The EU urged all parties on Friday (6 November) to settle peacefully territorial disputes in the South China Sea, where Washington has challenged Beijing’s efforts to bolster its claims through an island-building programme.
EU foreign affairs chief Federica Mogherini said the European Union was an “interested” party in a dispute pitting China against Taiwan, Vietnam, the Philippines, Brunei and Malaysia over control of a crucial seaway.
“We are committed to a maritime order based upon the principles of international law,” Mogherini said in Luxembourg at the end of a two-day Asia-Europe (ASEM) foreign ministers meeting.
“We oppose any attempt to assert territorial or maritime claims through the use of intimidation, coercion, force or any unilateral action which could cause further friction,” she told the closing press conference.
The meeting brought together the 28 EU member states plus more than 20 Asian countries, including emerging giants China and India, alongside their smaller neighbours in the Association of Southeast Asian Nations (ASEAN).
ASEAN has tried and failed for years to reach a working compromise with Beijing on the South China Sea where it claims most of the area, a hugely important transit point for global trade between Asia and Europe and believed to hold important oil reserves.
A meeting of Asia-Pacific defence ministers in Malaysia early this week failed again to agree wording on the issue after Washington sent the guided missile destroyer USS Lassen within 12 nautical miles, the accepted international limit, of one of the China-built formations.
Washington said the mission was conducted in international waters, unaffected by the Chinese land reclamation, and designed to reassert the principle of freedom of navigation on the high seas.
Beijing argued back that the USS Lassen mission was a threat to Chinese sovereignty. Mogherini said the ASEM discussions on the issue were “very open … very constructive.”
“Some of the actors around the table have very different positions, conflicting positions I would say, but this did not prevent us from having a respectful and constructive exchange.”
A statement issued by Mogherini as chair of the meeting said “ministers reaffirmed their commitment to maintaining peace.”
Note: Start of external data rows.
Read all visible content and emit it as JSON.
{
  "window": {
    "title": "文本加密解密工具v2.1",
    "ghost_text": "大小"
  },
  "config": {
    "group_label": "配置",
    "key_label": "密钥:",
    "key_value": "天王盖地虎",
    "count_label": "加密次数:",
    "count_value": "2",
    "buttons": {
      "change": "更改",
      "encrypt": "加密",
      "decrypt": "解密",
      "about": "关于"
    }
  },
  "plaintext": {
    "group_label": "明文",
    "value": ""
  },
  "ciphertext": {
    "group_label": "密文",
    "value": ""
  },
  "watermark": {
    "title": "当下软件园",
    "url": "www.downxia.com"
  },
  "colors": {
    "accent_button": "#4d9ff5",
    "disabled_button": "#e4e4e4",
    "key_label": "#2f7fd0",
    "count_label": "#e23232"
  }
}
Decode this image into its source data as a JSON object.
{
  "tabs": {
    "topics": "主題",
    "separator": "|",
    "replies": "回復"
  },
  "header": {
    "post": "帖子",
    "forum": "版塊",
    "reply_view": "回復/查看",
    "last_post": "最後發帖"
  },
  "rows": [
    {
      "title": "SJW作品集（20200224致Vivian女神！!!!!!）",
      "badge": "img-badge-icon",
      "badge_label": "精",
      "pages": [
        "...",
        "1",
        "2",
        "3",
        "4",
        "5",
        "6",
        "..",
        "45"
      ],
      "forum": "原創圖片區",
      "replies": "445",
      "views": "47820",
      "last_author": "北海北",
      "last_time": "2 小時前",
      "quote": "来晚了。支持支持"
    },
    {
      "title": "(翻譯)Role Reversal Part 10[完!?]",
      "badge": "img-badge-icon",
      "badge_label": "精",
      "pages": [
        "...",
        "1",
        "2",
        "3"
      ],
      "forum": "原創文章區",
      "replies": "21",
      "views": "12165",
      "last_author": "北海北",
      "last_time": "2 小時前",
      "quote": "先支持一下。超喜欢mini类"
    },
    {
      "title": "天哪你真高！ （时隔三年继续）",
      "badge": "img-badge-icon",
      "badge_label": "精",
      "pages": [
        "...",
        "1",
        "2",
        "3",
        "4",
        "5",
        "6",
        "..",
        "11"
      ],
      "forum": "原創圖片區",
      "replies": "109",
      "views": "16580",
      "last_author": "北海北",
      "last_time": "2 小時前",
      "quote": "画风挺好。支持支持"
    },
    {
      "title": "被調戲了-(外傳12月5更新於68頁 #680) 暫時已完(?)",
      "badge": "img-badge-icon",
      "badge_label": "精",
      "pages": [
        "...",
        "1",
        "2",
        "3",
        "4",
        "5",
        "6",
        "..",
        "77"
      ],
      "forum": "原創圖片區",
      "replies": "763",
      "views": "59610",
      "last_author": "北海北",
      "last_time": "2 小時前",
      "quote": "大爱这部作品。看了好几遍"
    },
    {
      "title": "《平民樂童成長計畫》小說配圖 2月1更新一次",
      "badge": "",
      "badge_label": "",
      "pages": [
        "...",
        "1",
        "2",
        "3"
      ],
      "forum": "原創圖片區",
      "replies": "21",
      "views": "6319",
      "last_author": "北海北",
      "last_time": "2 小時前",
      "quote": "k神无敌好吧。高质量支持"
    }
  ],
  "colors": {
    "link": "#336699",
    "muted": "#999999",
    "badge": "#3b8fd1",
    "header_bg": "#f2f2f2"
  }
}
“They agreed on the critical importance of refraining from the use or threat of force, of abstaining from unilateral actions and of resolving maritime disputes through peaceful means,” it said.
Other topics on the table during the two-day meeting included counter-terrorism, climate change ahead of the Paris COP21 talks in December, and ‘connectivity’ – from greater higher education exchange programmes between the EU and Asia, to more generally in terms of trade and information.
More controversially, the final statement “welcomes the initiative of Thailand to host an ASEM symposium on the future direction of ASEM” in March 2015.
A free-trade agreement between the EU and Thailand has been on hold since the military junta took over in Bangkok in May 2014, and the country’s huge fish export industry is currently under a warning ‘yellow card’ for abuses of so-called ‘illegal, unregulated and unreported’ fishing.